**Problem requirements**
Give the entries again exactly as they appear, but without the images.

Segment Open

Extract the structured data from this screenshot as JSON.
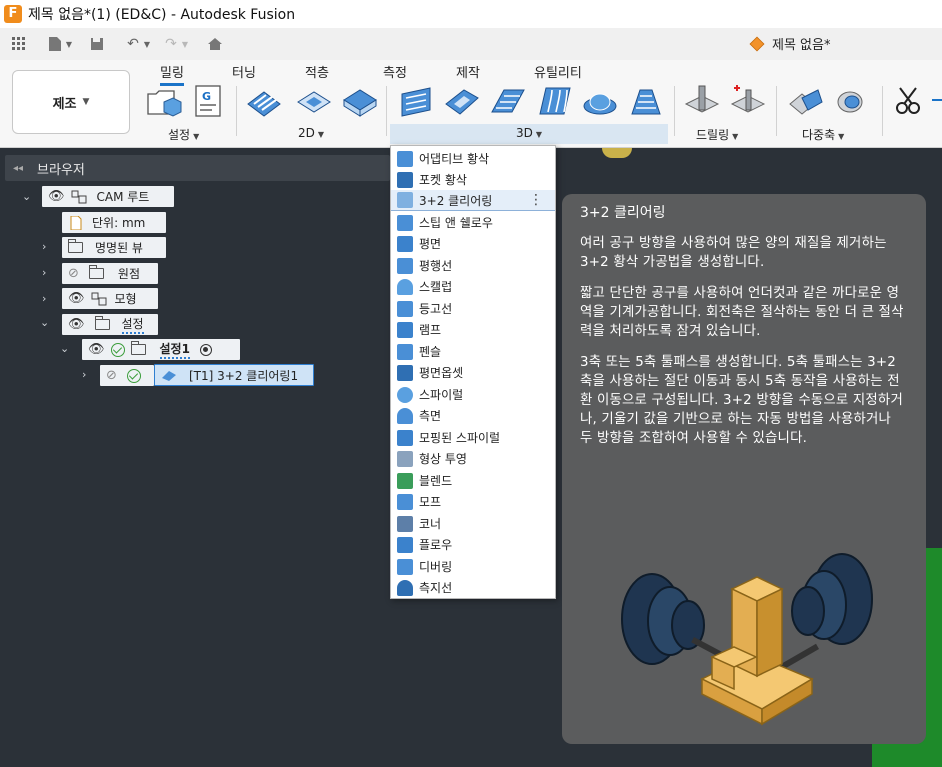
{
  "window": {
    "title": "제목 없음*(1) (ED&C) - Autodesk Fusion",
    "app_icon_letter": "F"
  },
  "quickbar": {
    "doc_tab_label": "제목 없음*"
  },
  "ribbon": {
    "workspace": "제조",
    "tabs": [
      "밀링",
      "터닝",
      "적층",
      "측정",
      "제작",
      "유틸리티"
    ],
    "groups": {
      "setup": "설정",
      "g2d": "2D",
      "g3d": "3D",
      "drilling": "드릴링",
      "multiaxis": "다중축"
    }
  },
  "browser": {
    "title": "브라우저",
    "nodes": {
      "cam_root": "CAM 루트",
      "units": "단위: mm",
      "named_views": "명명된 뷰",
      "origin": "원점",
      "model": "모형",
      "setups": "설정",
      "setup1": "설정1",
      "operation": "[T1] 3+2 클리어링1"
    }
  },
  "dropdown": {
    "items": [
      "어댑티브 황삭",
      "포켓 황삭",
      "3+2 클리어링",
      "스팁 앤 쉘로우",
      "평면",
      "평행선",
      "스캘럽",
      "등고선",
      "램프",
      "펜슬",
      "평면옵셋",
      "스파이럴",
      "측면",
      "모핑된 스파이럴",
      "형상 투영",
      "블렌드",
      "모프",
      "코너",
      "플로우",
      "디버링",
      "측지선"
    ],
    "highlighted_index": 2
  },
  "tooltip": {
    "title": "3+2 클리어링",
    "p1": "여러 공구 방향을 사용하여 많은 양의 재질을 제거하는 3+2 황삭 가공법을 생성합니다.",
    "p2": "짧고 단단한 공구를 사용하여 언더컷과 같은 까다로운 영역을 기계가공합니다. 회전축은 절삭하는 동안 더 큰 절삭력을 처리하도록 잠겨 있습니다.",
    "p3": "3축 또는 5축 툴패스를 생성합니다. 5축 툴패스는 3+2축을 사용하는 절단 이동과 동시 5축 동작을 사용하는 전환 이동으로 구성됩니다. 3+2 방향을 수동으로 지정하거나, 기울기 값을 기반으로 하는 자동 방법을 사용하거나 두 방향을 조합하여 사용할 수 있습니다."
  },
  "colors": {
    "canvas": "#2b3138",
    "accent": "#1a73c8",
    "part": "#e8b458",
    "tool_holder": "#1f3550"
  }
}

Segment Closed

**Response**
Extract the structured data from this screenshot as JSON.
{
  "window": {
    "title": "제목 없음*(1) (ED&C) - Autodesk Fusion",
    "app_icon_letter": "F"
  },
  "quickbar": {
    "doc_tab_label": "제목 없음*"
  },
  "ribbon": {
    "workspace": "제조",
    "tabs": [
      "밀링",
      "터닝",
      "적층",
      "측정",
      "제작",
      "유틸리티"
    ],
    "groups": {
      "setup": "설정",
      "g2d": "2D",
      "g3d": "3D",
      "drilling": "드릴링",
      "multiaxis": "다중축"
    }
  },
  "browser": {
    "title": "브라우저",
    "nodes": {
      "cam_root": "CAM 루트",
      "units": "단위: mm",
      "named_views": "명명된 뷰",
      "origin": "원점",
      "model": "모형",
      "setups": "설정",
      "setup1": "설정1",
      "operation": "[T1] 3+2 클리어링1"
    }
  },
  "dropdown": {
    "items": [
      "어댑티브 황삭",
      "포켓 황삭",
      "3+2 클리어링",
      "스팁 앤 쉘로우",
      "평면",
      "평행선",
      "스캘럽",
      "등고선",
      "램프",
      "펜슬",
      "평면옵셋",
      "스파이럴",
      "측면",
      "모핑된 스파이럴",
      "형상 투영",
      "블렌드",
      "모프",
      "코너",
      "플로우",
      "디버링",
      "측지선"
    ],
    "highlighted_index": 2
  },
  "tooltip": {
    "title": "3+2 클리어링",
    "p1": "여러 공구 방향을 사용하여 많은 양의 재질을 제거하는 3+2 황삭 가공법을 생성합니다.",
    "p2": "짧고 단단한 공구를 사용하여 언더컷과 같은 까다로운 영역을 기계가공합니다. 회전축은 절삭하는 동안 더 큰 절삭력을 처리하도록 잠겨 있습니다.",
    "p3": "3축 또는 5축 툴패스를 생성합니다. 5축 툴패스는 3+2축을 사용하는 절단 이동과 동시 5축 동작을 사용하는 전환 이동으로 구성됩니다. 3+2 방향을 수동으로 지정하거나, 기울기 값을 기반으로 하는 자동 방법을 사용하거나 두 방향을 조합하여 사용할 수 있습니다."
  },
  "colors": {
    "canvas": "#2b3138",
    "accent": "#1a73c8",
    "part": "#e8b458",
    "tool_holder": "#1f3550"
  }
}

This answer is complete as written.